Exercise objective:
Report back every line of the entries that contains "close", exactly as written.

--- Records shown ---

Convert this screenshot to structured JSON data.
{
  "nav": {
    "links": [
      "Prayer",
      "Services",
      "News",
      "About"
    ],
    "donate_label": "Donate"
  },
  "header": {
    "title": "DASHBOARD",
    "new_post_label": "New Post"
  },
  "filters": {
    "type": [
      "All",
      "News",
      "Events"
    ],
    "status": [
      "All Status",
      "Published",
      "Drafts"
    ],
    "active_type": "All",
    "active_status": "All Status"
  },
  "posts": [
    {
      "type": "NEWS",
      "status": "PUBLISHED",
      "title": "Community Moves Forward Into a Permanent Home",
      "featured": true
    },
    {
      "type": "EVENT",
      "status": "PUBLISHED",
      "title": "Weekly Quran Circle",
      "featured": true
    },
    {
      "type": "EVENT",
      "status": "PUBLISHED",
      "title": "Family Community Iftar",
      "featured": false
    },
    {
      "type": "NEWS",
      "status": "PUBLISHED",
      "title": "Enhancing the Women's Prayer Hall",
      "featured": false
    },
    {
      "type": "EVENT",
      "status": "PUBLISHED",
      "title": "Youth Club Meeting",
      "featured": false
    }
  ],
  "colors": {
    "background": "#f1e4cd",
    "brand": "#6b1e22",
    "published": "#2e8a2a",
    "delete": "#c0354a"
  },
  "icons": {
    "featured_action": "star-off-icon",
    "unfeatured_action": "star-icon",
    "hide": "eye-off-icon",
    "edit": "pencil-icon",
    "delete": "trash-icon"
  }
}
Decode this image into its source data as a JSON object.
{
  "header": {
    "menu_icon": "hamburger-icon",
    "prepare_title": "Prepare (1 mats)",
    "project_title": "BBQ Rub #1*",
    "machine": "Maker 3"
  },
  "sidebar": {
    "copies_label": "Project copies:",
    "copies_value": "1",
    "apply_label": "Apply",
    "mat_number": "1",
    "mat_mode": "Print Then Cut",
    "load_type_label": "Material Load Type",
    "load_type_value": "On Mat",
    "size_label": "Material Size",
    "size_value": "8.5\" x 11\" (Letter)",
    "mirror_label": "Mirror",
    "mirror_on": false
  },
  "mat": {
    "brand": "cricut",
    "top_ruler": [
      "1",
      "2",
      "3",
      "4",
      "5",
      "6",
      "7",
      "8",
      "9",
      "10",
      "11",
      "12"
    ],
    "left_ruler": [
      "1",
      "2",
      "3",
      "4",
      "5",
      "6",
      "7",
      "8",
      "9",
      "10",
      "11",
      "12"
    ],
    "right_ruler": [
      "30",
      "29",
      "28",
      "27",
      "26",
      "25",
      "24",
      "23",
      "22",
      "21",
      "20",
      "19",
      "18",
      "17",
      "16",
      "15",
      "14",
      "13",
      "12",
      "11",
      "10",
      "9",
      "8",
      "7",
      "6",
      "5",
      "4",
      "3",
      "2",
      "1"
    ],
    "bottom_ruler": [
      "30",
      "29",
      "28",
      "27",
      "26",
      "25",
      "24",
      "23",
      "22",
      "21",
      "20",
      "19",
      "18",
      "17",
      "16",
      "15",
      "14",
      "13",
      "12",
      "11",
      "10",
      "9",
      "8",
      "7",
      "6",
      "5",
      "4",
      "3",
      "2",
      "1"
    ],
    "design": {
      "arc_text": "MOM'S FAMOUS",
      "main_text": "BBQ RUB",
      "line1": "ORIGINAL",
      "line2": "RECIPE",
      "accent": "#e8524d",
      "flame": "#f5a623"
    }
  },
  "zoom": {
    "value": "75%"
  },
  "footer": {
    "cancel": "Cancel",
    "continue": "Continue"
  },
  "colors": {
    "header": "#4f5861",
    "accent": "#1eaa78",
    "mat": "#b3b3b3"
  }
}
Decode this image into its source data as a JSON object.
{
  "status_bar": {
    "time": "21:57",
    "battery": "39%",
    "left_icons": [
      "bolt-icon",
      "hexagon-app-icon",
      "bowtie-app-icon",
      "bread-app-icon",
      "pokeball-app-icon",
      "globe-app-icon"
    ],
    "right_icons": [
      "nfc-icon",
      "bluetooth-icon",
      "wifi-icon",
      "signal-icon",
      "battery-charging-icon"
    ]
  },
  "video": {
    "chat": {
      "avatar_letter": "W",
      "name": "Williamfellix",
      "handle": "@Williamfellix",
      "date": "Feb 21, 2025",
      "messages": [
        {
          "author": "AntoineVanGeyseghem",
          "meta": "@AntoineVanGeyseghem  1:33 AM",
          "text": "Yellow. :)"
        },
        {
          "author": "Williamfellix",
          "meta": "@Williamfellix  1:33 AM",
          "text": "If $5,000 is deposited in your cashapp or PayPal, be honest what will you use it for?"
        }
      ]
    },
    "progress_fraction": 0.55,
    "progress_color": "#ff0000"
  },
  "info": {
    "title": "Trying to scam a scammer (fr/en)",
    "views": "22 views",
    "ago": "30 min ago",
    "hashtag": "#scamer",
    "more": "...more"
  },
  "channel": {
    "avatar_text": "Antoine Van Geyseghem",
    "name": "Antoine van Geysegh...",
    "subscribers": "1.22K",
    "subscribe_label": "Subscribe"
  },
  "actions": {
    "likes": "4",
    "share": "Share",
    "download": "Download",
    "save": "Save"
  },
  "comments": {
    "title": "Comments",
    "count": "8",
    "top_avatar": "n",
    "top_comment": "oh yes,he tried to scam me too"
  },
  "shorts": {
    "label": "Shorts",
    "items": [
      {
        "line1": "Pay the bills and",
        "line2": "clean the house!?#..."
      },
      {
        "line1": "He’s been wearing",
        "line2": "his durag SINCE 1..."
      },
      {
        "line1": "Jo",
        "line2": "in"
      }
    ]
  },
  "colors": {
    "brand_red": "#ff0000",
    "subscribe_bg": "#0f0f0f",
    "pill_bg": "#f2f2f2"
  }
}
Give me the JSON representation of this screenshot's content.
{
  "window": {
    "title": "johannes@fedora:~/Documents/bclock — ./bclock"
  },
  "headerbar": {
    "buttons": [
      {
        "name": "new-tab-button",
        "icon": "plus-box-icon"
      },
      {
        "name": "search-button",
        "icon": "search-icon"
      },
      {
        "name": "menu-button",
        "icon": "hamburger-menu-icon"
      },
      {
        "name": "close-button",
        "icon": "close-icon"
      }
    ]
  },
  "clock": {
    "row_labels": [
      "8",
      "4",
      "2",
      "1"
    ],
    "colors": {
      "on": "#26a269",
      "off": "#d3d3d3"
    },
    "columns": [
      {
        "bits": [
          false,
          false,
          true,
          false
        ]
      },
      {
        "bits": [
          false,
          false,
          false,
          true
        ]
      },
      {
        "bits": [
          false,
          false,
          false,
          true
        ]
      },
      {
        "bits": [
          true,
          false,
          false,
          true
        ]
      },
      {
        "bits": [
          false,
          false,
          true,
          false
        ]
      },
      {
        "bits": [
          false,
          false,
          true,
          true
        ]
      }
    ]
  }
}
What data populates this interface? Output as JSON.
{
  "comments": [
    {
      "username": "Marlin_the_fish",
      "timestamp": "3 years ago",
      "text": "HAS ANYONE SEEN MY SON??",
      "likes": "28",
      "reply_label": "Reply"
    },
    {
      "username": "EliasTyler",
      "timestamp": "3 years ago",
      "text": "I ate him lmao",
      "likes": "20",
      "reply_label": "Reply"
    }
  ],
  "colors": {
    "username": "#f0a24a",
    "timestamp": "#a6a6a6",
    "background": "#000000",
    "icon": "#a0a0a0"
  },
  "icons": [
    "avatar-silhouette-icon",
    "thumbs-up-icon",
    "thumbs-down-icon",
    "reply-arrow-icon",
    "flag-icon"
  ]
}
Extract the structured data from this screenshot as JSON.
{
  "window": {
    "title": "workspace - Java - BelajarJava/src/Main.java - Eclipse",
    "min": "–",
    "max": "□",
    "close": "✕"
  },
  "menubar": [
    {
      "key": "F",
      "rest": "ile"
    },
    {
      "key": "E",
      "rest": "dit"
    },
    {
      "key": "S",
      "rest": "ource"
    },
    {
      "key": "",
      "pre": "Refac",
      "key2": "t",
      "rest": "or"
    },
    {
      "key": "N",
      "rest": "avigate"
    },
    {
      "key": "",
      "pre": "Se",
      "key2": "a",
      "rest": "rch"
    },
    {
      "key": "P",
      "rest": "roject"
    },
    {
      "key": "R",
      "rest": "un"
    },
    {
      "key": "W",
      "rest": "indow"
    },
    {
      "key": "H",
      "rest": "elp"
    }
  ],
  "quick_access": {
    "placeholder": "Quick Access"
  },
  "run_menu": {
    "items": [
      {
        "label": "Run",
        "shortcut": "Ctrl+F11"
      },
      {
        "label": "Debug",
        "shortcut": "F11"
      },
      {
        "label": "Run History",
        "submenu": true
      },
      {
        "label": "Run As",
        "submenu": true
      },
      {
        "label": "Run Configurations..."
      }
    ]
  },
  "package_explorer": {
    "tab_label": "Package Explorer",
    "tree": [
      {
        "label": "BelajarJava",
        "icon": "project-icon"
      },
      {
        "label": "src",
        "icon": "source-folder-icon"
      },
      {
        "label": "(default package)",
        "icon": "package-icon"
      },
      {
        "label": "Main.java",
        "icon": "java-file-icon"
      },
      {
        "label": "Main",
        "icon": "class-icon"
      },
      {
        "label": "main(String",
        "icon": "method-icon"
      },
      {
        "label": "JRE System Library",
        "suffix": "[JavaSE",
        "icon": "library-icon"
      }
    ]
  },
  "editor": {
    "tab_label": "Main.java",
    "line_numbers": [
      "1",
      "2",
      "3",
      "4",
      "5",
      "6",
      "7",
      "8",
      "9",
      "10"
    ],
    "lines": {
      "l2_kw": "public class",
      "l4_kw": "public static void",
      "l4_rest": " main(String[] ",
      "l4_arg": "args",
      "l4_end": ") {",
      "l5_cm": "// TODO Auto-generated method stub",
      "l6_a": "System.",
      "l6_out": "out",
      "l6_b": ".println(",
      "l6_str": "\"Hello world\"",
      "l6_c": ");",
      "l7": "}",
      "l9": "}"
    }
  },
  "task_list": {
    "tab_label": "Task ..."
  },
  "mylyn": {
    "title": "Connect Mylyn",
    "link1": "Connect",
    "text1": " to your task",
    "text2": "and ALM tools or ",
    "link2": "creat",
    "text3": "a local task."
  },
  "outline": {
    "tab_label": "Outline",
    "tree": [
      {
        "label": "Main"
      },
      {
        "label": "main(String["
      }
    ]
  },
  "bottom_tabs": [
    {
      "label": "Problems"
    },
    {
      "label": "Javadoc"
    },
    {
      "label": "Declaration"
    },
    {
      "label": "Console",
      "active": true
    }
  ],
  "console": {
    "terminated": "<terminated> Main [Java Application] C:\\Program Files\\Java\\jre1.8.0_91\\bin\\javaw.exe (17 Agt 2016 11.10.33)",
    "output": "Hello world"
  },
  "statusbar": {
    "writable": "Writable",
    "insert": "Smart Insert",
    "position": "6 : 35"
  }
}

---

Solution for this exercise:
        "name": "close-button",
        "icon": "close-icon"
    "close": "✕"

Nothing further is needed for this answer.